• **The data**:
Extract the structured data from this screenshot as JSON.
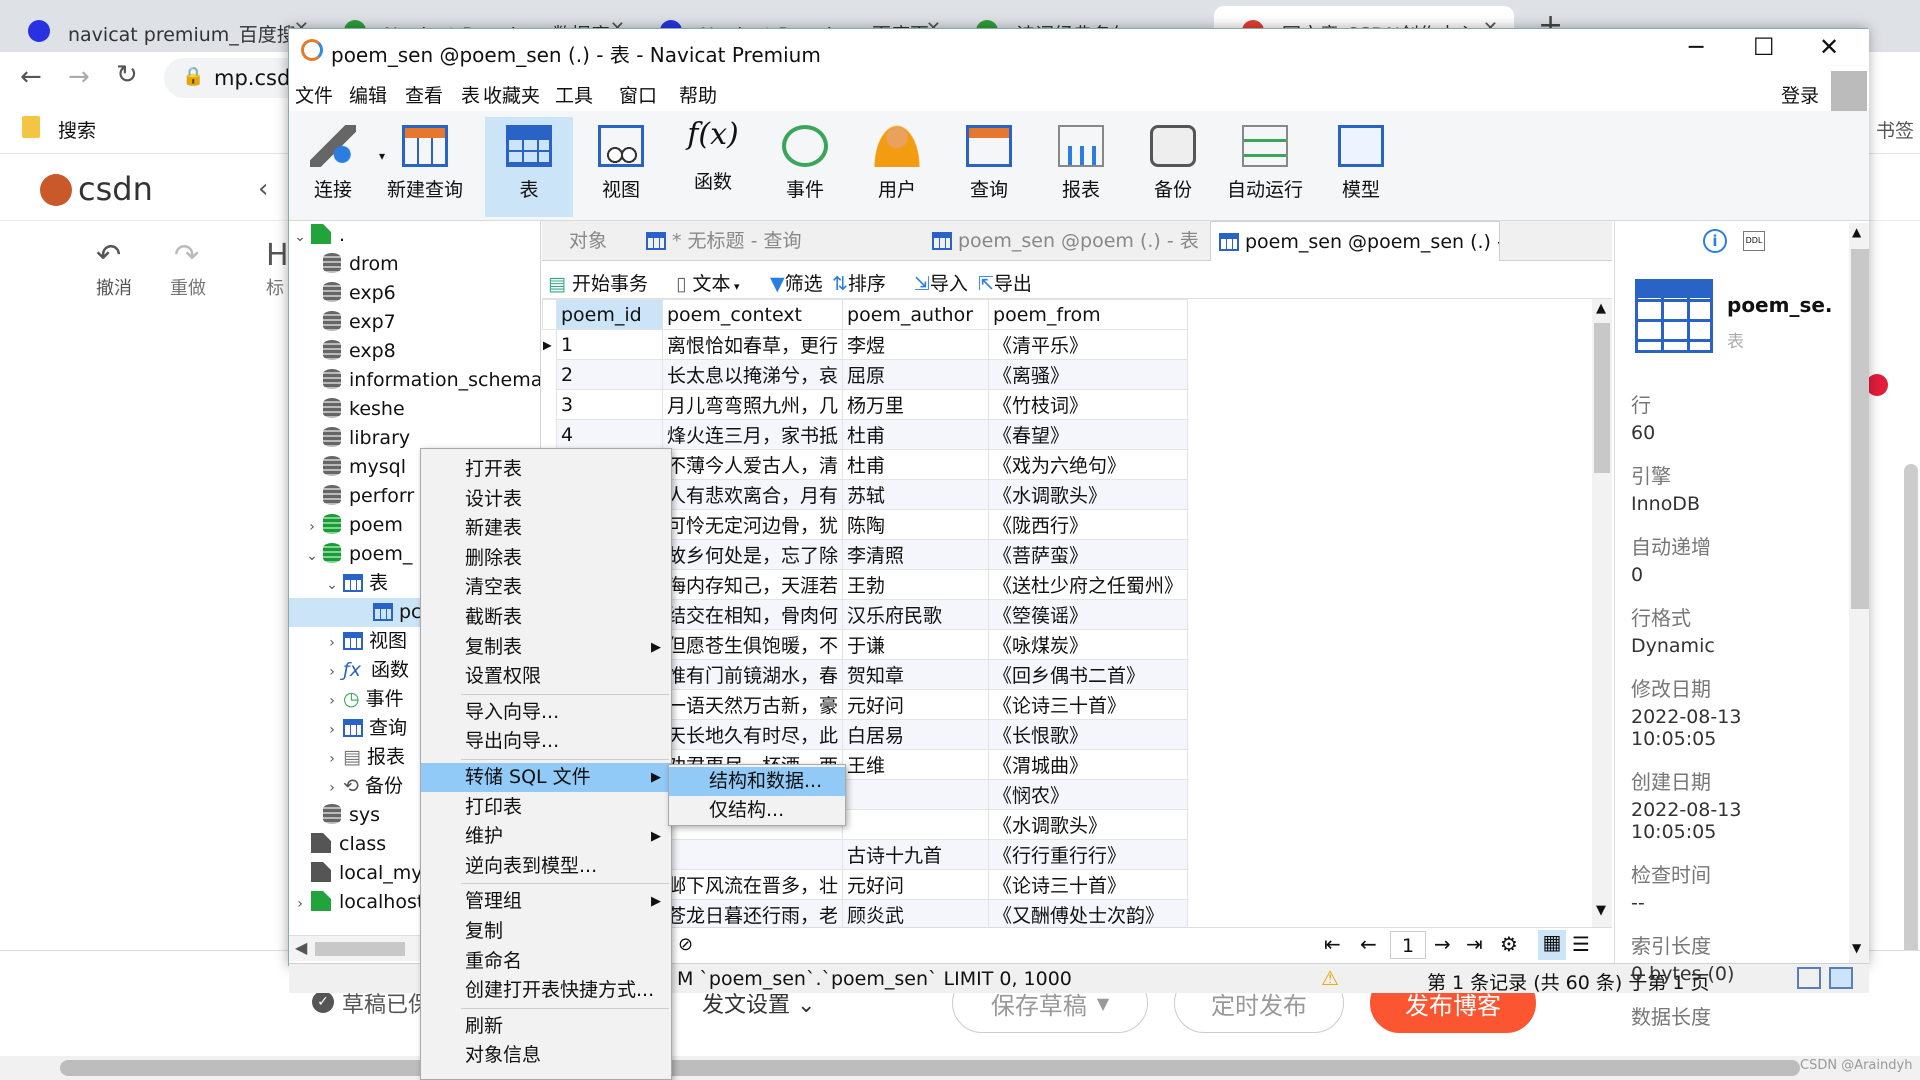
{
  "browser": {
    "tabs": [
      {
        "label": "navicat premium_百度搜",
        "icon": "baidu-paw-icon",
        "color": "#2932e1"
      },
      {
        "label": "Navicat Premium 数据库",
        "icon": "green-leaf-icon",
        "color": "#2e9e3a"
      },
      {
        "label": "Navicat Premium_百度百",
        "icon": "baidu-paw-icon",
        "color": "#2932e1"
      },
      {
        "label": "诗词经典名句",
        "icon": "green-leaf-icon",
        "color": "#2e9e3a"
      },
      {
        "label": "写文章-CSDN创作中心",
        "icon": "csdn-icon",
        "color": "#e33e33"
      }
    ],
    "close_glyph": "✕",
    "new_tab_glyph": "+",
    "address": "mp.csd",
    "bookmark_search": "搜索",
    "bookmarks_right": "书签"
  },
  "csdn": {
    "logo": "csdn",
    "undo": "撤消",
    "redo": "重做",
    "heading_partial": "H",
    "heading_partial_label": "标",
    "draft_saved": "草稿已保",
    "publish_settings": "发文设置",
    "save_draft": "保存草稿",
    "schedule": "定时发布",
    "publish": "发布博客",
    "watermark": "CSDN @Araindyh",
    "brand_color": "#fc5531"
  },
  "window": {
    "title": "poem_sen @poem_sen (.) - 表 - Navicat Premium",
    "login": "登录"
  },
  "menus": [
    "文件",
    "编辑",
    "查看",
    "表",
    "收藏夹",
    "工具",
    "窗口",
    "帮助"
  ],
  "toolbar": [
    {
      "label": "连接",
      "icon": "connection-plug-icon"
    },
    {
      "label": "新建查询",
      "icon": "new-query-icon"
    },
    {
      "label": "表",
      "icon": "table-icon",
      "selected": true
    },
    {
      "label": "视图",
      "icon": "view-icon"
    },
    {
      "label": "函数",
      "icon": "function-icon"
    },
    {
      "label": "事件",
      "icon": "clock-icon"
    },
    {
      "label": "用户",
      "icon": "user-icon"
    },
    {
      "label": "查询",
      "icon": "query-icon"
    },
    {
      "label": "报表",
      "icon": "report-icon"
    },
    {
      "label": "备份",
      "icon": "backup-icon"
    },
    {
      "label": "自动运行",
      "icon": "auto-run-icon"
    },
    {
      "label": "模型",
      "icon": "model-icon"
    }
  ],
  "tree": [
    {
      "label": ".",
      "type": "conn-g",
      "level": 0,
      "arrow": "v"
    },
    {
      "label": "drom",
      "type": "db",
      "level": 1
    },
    {
      "label": "exp6",
      "type": "db",
      "level": 1
    },
    {
      "label": "exp7",
      "type": "db",
      "level": 1
    },
    {
      "label": "exp8",
      "type": "db",
      "level": 1
    },
    {
      "label": "information_schema",
      "type": "db",
      "level": 1
    },
    {
      "label": "keshe",
      "type": "db",
      "level": 1
    },
    {
      "label": "library",
      "type": "db",
      "level": 1
    },
    {
      "label": "mysql",
      "type": "db",
      "level": 1
    },
    {
      "label": "perforr",
      "type": "db",
      "level": 1
    },
    {
      "label": "poem",
      "type": "db-g",
      "level": 1,
      "arrow": ">"
    },
    {
      "label": "poem_",
      "type": "db-g",
      "level": 1,
      "arrow": "v"
    },
    {
      "label": "表",
      "type": "tbl",
      "level": 2,
      "arrow": "v"
    },
    {
      "label": "pc",
      "type": "tbl",
      "level": 3,
      "selected": true
    },
    {
      "label": "视图",
      "type": "tbl",
      "level": 2,
      "arrow": ">"
    },
    {
      "label": "函数",
      "type": "fx",
      "level": 2,
      "arrow": ">"
    },
    {
      "label": "事件",
      "type": "clk",
      "level": 2,
      "arrow": ">"
    },
    {
      "label": "查询",
      "type": "tbl",
      "level": 2,
      "arrow": ">"
    },
    {
      "label": "报表",
      "type": "rpt",
      "level": 2,
      "arrow": ">"
    },
    {
      "label": "备份",
      "type": "bak",
      "level": 2,
      "arrow": ">"
    },
    {
      "label": "sys",
      "type": "db",
      "level": 1
    },
    {
      "label": "class",
      "type": "conn",
      "level": 0
    },
    {
      "label": "local_mys",
      "type": "conn",
      "level": 0
    },
    {
      "label": "localhost",
      "type": "conn-g",
      "level": 0,
      "arrow": ">"
    }
  ],
  "content_tabs": {
    "objects": "对象",
    "untitled_query": "* 无标题 - 查询",
    "poem_table": "poem_sen @poem (.) - 表",
    "poem_sen_table": "poem_sen @poem_sen (.) - ..."
  },
  "subtoolbar": {
    "begin_tx": "开始事务",
    "text": "文本",
    "filter": "筛选",
    "sort": "排序",
    "import": "导入",
    "export": "导出"
  },
  "grid": {
    "columns": [
      "poem_id",
      "poem_context",
      "poem_author",
      "poem_from"
    ],
    "rows": [
      [
        "1",
        "离恨恰如春草，更行",
        "李煜",
        "《清平乐》"
      ],
      [
        "2",
        "长太息以掩涕兮，哀",
        "屈原",
        "《离骚》"
      ],
      [
        "3",
        "月儿弯弯照九州，几",
        "杨万里",
        "《竹枝词》"
      ],
      [
        "4",
        "烽火连三月，家书抵",
        "杜甫",
        "《春望》"
      ],
      [
        "5",
        "不薄今人爱古人，清",
        "杜甫",
        "《戏为六绝句》"
      ],
      [
        "",
        "人有悲欢离合，月有",
        "苏轼",
        "《水调歌头》"
      ],
      [
        "",
        "可怜无定河边骨，犹",
        "陈陶",
        "《陇西行》"
      ],
      [
        "",
        "故乡何处是，忘了除",
        "李清照",
        "《菩萨蛮》"
      ],
      [
        "",
        "海内存知己，天涯若",
        "王勃",
        "《送杜少府之任蜀州》"
      ],
      [
        "",
        "结交在相知，骨肉何",
        "汉乐府民歌",
        "《箜篌谣》"
      ],
      [
        "",
        "但愿苍生俱饱暖，不",
        "于谦",
        "《咏煤炭》"
      ],
      [
        "",
        "惟有门前镜湖水，春",
        "贺知章",
        "《回乡偶书二首》"
      ],
      [
        "",
        "一语天然万古新，豪",
        "元好问",
        "《论诗三十首》"
      ],
      [
        "",
        "天长地久有时尽，此",
        "白居易",
        "《长恨歌》"
      ],
      [
        "",
        "劝君更尽一杯酒，西",
        "王维",
        "《渭城曲》"
      ],
      [
        "",
        "",
        "",
        "《悯农》"
      ],
      [
        "",
        "",
        "",
        "《水调歌头》"
      ],
      [
        "",
        "",
        "古诗十九首",
        "《行行重行行》"
      ],
      [
        "",
        "邺下风流在晋多，壮",
        "元好问",
        "《论诗三十首》"
      ],
      [
        "",
        "苍龙日暮还行雨，老",
        "顾炎武",
        "《又酬傅处士次韵》"
      ]
    ]
  },
  "grid_nav": {
    "page": "1",
    "sql_fragment": "M `poem_sen`.`poem_sen` LIMIT 0, 1000",
    "record_info": "第 1 条记录 (共 60 条) 于第 1 页"
  },
  "info": {
    "name": "poem_se.",
    "type": "表",
    "fields": [
      {
        "label": "行",
        "value": "60"
      },
      {
        "label": "引擎",
        "value": "InnoDB"
      },
      {
        "label": "自动递增",
        "value": "0"
      },
      {
        "label": "行格式",
        "value": "Dynamic"
      },
      {
        "label": "修改日期",
        "value": "2022-08-13 10:05:05"
      },
      {
        "label": "创建日期",
        "value": "2022-08-13 10:05:05"
      },
      {
        "label": "检查时间",
        "value": "--"
      },
      {
        "label": "索引长度",
        "value": "0 bytes (0)"
      },
      {
        "label": "数据长度",
        "value": ""
      }
    ]
  },
  "context_menu": {
    "items": [
      {
        "label": "打开表"
      },
      {
        "label": "设计表"
      },
      {
        "label": "新建表"
      },
      {
        "label": "删除表"
      },
      {
        "label": "清空表"
      },
      {
        "label": "截断表"
      },
      {
        "label": "复制表",
        "sub": true
      },
      {
        "label": "设置权限"
      },
      {
        "sep": true
      },
      {
        "label": "导入向导..."
      },
      {
        "label": "导出向导..."
      },
      {
        "sep": true
      },
      {
        "label": "转储 SQL 文件",
        "sub": true,
        "highlight": true
      },
      {
        "label": "打印表"
      },
      {
        "label": "维护",
        "sub": true
      },
      {
        "label": "逆向表到模型..."
      },
      {
        "sep": true
      },
      {
        "label": "管理组",
        "sub": true
      },
      {
        "label": "复制"
      },
      {
        "label": "重命名"
      },
      {
        "label": "创建打开表快捷方式..."
      },
      {
        "sep": true
      },
      {
        "label": "刷新"
      },
      {
        "label": "对象信息"
      }
    ],
    "submenu": [
      {
        "label": "结构和数据...",
        "highlight": true
      },
      {
        "label": "仅结构..."
      }
    ]
  }
}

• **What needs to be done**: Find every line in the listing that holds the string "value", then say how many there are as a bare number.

• **Answer to this problem**: 9